Diane Kelly-Riley is Professor of English and Vice Provost for Faculty at the University of Idaho. She studies writing assessment theory and practice, validity theory, race and writing assessment, public humanities and multimodal composition. She was editor of the Journal of Writing Assessment from 2011-2022. She published Improving Outcomes: Disciplinary Writing, Local Assessment and the Aim of Fairness with Norbert Elliot (MLA, 2021).

Ti Macklin is the Director of First-Year Writing at Boise State University where she teaches courses in composition and rhetoric. Her research interests lie largely in First-Year Writing and writing assessment with a particular focus on assessment at the individual, classroom, and programmatic levels. Her most recent work examines the experiences of graduate and undergraduate students in first-year writing. She served on the editorial staff of the Journal of Writing Assessment for nine years.

Carl Whithaus is Professor of Writing and Rhetoric at the University of California, Davis. He studies the impact of information technology on literacy practices, writing assessment, and writing in the sciences and engineering. His books include Multimodal Literacies and Emerging Genres (University of Pittsburgh Press, 2013), Writing Across Distances and Disciplines: Research and Pedagogy in Distributed Learning (Routledge, 2008) and Teaching and Evaluating Writing in the Age of Computers and High-Stakes Testing (Erlbaum, 2005).

Publication Information: Kelly-Riley, Diane, Ti Macklin, & Carl Whithaus (Eds.). (2024). Considering Students, Teachers, and Writing Assessment: Volume 2, Emerging Theoretical and Pedagogical Practices. The WAC Clearinghouse; University Press of Colorado.

Web Publication Date: April 2, 2024
Print Publication Date: Pending

ISBN: 978-1-64215-232-6 (PDF) 978-1-64215-233-3 (ePub) 978-1-64642-671-3 (pbk.)
DOI: 10.37514/PER-B.2024.2326

Contact Information:
Diane Kelly-Riley:
Ti Macklin:
Carl Whithaus:

Perspectives on Writing

Series Editors: Rich Rice, Texas Tech University, and J. Michael Rifenburg, University of North Georgia

Acrobat Reader DownloadThis book is available in whole and in part in Adobe's Portable Document Format (PDF). It will also be available in a low-cost print edition from our publishing partner, the University Press of Colorado.
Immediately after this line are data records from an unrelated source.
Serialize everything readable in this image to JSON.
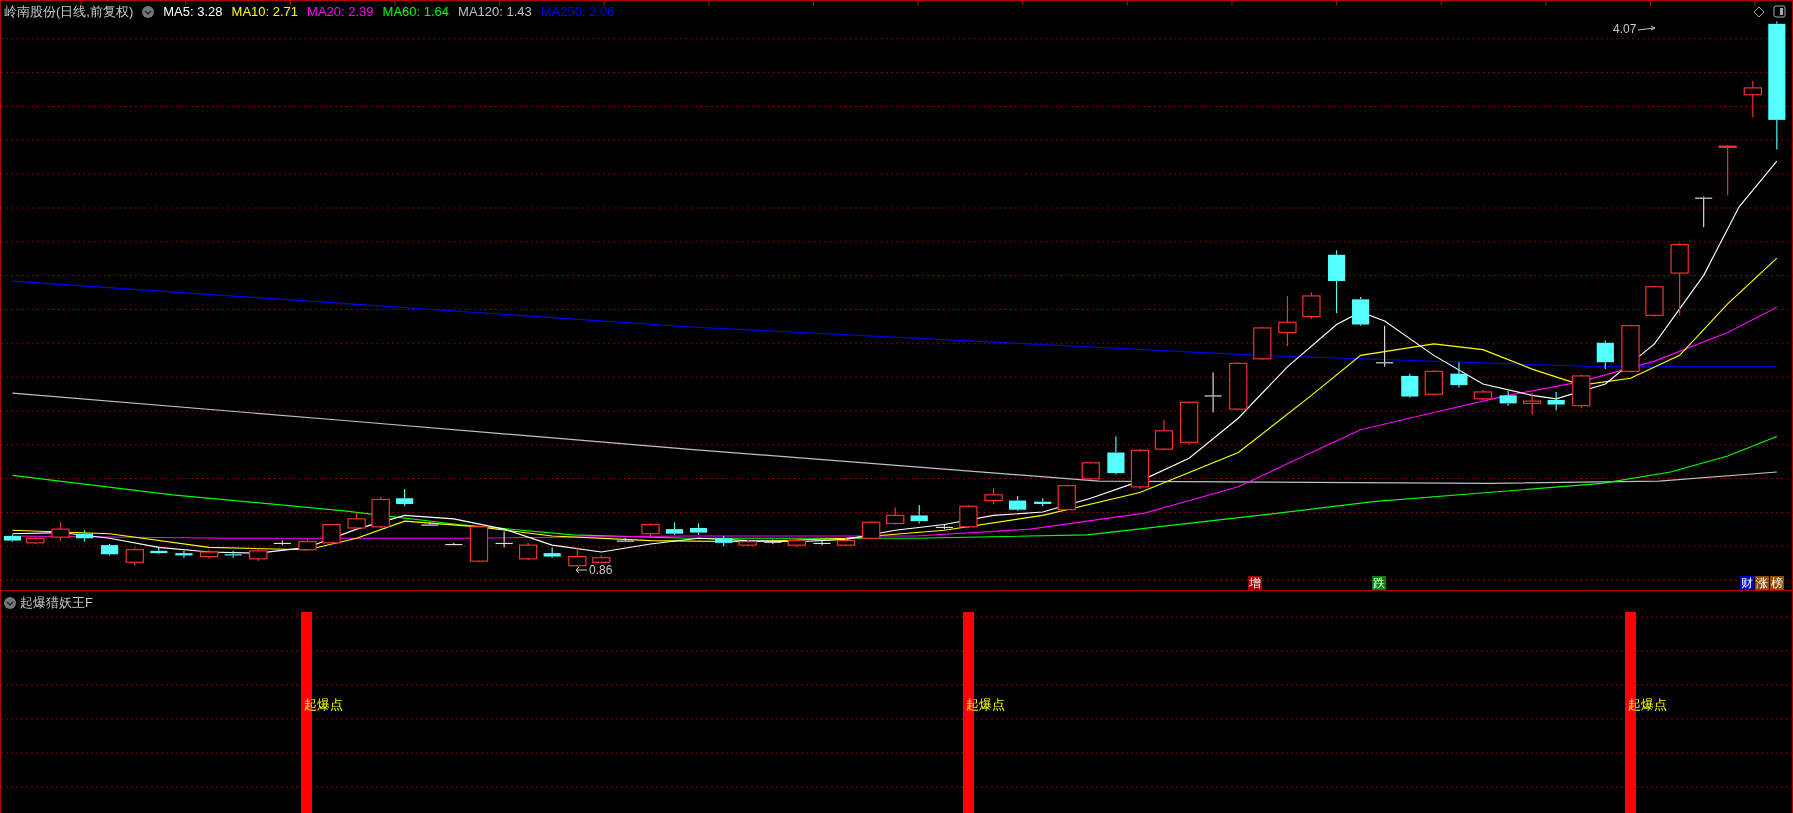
{
  "header": {
    "title": "岭南股份(日线,前复权)",
    "indicators": [
      {
        "label": "MA5: 3.28",
        "color": "#ffffff"
      },
      {
        "label": "MA10: 2.71",
        "color": "#ffff00"
      },
      {
        "label": "MA20: 2.39",
        "color": "#ff00ff"
      },
      {
        "label": "MA60: 1.64",
        "color": "#00ff00"
      },
      {
        "label": "MA120: 1.43",
        "color": "#c0c0c0"
      },
      {
        "label": "MA250: 2.06",
        "color": "#0000ff"
      }
    ]
  },
  "price_labels": {
    "high": "4.07",
    "low": "0.86"
  },
  "event_badges": [
    {
      "text": "增",
      "color": "#990000"
    },
    {
      "text": "跌",
      "color": "#008000"
    },
    {
      "text": "财",
      "color": "#0000cc"
    },
    {
      "text": "涨",
      "color": "#8a4b08"
    },
    {
      "text": "榜",
      "color": "#8a4b08"
    }
  ],
  "indicator_panel": {
    "title": "起爆猎妖王F",
    "signals": [
      {
        "label": "起爆点"
      },
      {
        "label": "起爆点"
      },
      {
        "label": "起爆点"
      }
    ]
  }
}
Copyright © 2024 Diane Kelly-Riley, Ti Macklin, and Carl Whithaus and the authors of individual parts of this book. This work is licensed under a Creative Commons Attribution-Noncommercial-No Derivative Works 4.0 International License. 248 pages, with notes, figures, and bibliographies. This book will also be available in print from University Press of Colorado as well as from any online or brick-and-mortar bookstore. Available in digital format for no charge on this page at the WAC Clearinghouse. You may view this book. You may print personal copies of this book. You may link to this page. You may not reproduce this book on another website.